Chronicling the Rise of a Food Hub Network: Michigan State University Releases Case Study
January 12, 2015 | AJ Hughes
A recently-released case study, published by the Michigan State University Center for Regional Food Systems, chronicles the creation, growth and lessons learned of the two-and-a-half year old Michigan Food Hub Network.
Titled “A Case Study in Building Effective Networks for Food System Change,” the publication tells the story of how and why various food hubs came together to build the Michigan Food Hub Network, according to Rich Pirog, senior associate director of the MSU Center for Regional Food Systems. It was also part of the requirement for the grant funding the network receives.
Pirog describes the food hub network as an “unusual public-private partnership.”
“[The report] is a way to share the model publicly for audiences throughout the United States,” he says. Michigan State University and the Michigan Department of Agriculture and Rural Development are key participants in the network.
One of the main reasons for the Michigan Food Hub Network was to form a co-op of sorts. Through working together, food hubs across the state have been able to pool their knowledge, expertise and resources. It has been advantageous for participating food hubs to cooperate and learn from one another, according to Pirog. A main task of the network, he says, is to educate people about the work of food hubs.
While many people may have never heard of food hubs, Pirog says there are many misperceptions about what they are and they work they do.
“There is a food hub story in the media every day,” he says. “But often, writers are not really describing food hubs.”
The correct definition of a food hub, says Pirog, is an organization, whether for-profit or nonprofit, that aggregates, distributes and markets locally-sourced food.
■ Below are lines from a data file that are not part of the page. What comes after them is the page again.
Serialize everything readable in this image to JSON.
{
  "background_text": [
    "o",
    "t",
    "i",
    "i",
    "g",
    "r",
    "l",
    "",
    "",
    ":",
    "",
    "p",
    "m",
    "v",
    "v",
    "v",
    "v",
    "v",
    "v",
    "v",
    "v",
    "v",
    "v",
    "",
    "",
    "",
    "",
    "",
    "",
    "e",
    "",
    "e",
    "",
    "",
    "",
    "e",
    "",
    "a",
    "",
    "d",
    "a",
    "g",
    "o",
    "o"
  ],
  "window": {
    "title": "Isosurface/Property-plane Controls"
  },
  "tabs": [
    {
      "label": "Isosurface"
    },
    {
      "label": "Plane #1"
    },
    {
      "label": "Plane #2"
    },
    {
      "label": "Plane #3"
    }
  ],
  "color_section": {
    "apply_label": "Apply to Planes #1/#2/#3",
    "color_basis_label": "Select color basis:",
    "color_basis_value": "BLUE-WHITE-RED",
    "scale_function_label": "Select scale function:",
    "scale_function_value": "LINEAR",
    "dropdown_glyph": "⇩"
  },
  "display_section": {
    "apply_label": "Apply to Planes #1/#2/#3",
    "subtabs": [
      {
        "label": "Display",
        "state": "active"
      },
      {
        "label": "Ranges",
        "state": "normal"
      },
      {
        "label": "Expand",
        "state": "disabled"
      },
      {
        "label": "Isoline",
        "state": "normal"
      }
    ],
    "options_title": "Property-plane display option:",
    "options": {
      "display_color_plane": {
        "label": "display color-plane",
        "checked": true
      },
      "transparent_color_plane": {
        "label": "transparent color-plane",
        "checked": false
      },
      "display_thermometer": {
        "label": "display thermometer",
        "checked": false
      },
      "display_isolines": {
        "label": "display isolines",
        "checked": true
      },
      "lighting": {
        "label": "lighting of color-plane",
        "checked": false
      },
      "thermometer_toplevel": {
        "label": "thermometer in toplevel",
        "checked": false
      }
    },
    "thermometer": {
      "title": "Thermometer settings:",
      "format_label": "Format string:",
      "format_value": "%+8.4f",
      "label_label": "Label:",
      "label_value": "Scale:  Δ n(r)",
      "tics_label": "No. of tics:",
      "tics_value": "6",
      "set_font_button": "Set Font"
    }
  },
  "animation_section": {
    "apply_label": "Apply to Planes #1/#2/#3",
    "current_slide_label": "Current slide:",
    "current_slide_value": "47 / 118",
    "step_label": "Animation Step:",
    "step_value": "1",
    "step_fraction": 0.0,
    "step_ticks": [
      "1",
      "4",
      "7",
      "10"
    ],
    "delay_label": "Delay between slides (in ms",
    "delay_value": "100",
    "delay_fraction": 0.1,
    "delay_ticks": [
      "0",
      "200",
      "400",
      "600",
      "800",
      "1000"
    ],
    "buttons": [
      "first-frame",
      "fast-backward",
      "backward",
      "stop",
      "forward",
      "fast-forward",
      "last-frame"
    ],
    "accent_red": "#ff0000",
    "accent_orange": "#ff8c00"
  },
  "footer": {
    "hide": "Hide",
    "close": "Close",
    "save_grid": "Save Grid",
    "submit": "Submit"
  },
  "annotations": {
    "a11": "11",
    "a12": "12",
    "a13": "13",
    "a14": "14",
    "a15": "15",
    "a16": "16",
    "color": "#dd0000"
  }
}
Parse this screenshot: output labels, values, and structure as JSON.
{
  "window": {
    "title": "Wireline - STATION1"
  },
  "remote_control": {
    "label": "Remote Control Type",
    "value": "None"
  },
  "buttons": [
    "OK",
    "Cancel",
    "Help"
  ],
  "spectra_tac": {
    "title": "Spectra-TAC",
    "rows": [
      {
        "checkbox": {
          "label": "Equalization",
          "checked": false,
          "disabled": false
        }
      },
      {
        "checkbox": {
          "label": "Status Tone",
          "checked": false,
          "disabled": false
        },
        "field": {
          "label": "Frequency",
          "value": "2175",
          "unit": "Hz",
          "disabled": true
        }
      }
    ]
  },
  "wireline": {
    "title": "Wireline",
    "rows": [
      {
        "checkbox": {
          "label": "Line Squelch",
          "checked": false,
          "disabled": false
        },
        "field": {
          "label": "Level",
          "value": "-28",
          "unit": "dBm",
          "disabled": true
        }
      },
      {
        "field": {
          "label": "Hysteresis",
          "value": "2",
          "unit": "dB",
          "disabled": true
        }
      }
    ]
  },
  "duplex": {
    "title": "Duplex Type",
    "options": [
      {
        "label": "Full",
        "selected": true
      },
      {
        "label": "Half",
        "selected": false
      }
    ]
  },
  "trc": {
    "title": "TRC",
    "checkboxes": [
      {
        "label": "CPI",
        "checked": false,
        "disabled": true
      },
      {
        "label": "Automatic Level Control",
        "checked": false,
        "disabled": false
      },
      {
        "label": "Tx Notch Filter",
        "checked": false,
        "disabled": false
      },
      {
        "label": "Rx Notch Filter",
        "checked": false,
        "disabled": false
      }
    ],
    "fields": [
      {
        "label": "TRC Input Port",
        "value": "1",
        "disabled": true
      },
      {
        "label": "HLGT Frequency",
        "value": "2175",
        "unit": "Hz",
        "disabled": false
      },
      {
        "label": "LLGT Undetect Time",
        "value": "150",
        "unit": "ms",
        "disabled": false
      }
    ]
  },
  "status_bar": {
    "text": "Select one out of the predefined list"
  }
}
Contrary to common perception, farmers’ markets are not food hubs, he says. Food hubs are a collaborative effort toward aggregating the accessibility to local food.
“The key is local,” he says. “Food hubs are part of the evolution of the local foods movement.”
Since the network’s inception, participating food hubs have learned both from their successes and shortcomings. Key lessons learned during the past 30 month include:
- Food hub networks need financial, social and intellectual resources.
- A food hub network is most beneficial when its food hubs have access to technical and financial assistance.
- Networks need to customize communication and technical assistance to the needs of each food hub.
- Food hub network leaders should use a servant leadership approach.
- Educators and consultants that serve food hub networks should possess technical, business and facilitation skills.
- Collaboration and collective problem-solving are vital for a healthy food hub community.
- Flexible strategies are needed to adapt to unanticipated needs and challenges.
- Progress should be viewed as an “eco-cycle,” as opposed to a lifecycle.
Pirog says food hubs that have been in business longer are more likely to be viable. Another key to success is having adequate cash flow in order to make improvements, obtain loans and pay off creditors.
The case study also tries to raise awareness of an obstacle that has historically stood in the way of free and just access to good (affordable, healthy, local) food: racism. The report notes that structural racism within the food system in the United States and in Michigan continues to persist, and urges food hub participants to be “intentional about the messy, complicated work of respectfully crossing project, business, and cultural boundaries to connect all the elements of good food in situations that increase good food access.”
Looking forward, Pirog is excited about the future of food hubs. “There’s a lot of buzz about food hubs right now,” he says. “Demand for local foods continues to increase, and conventional distributors are increasingly getting into local foods. There is a place for food hubs, but they’re not the answer to every situation.”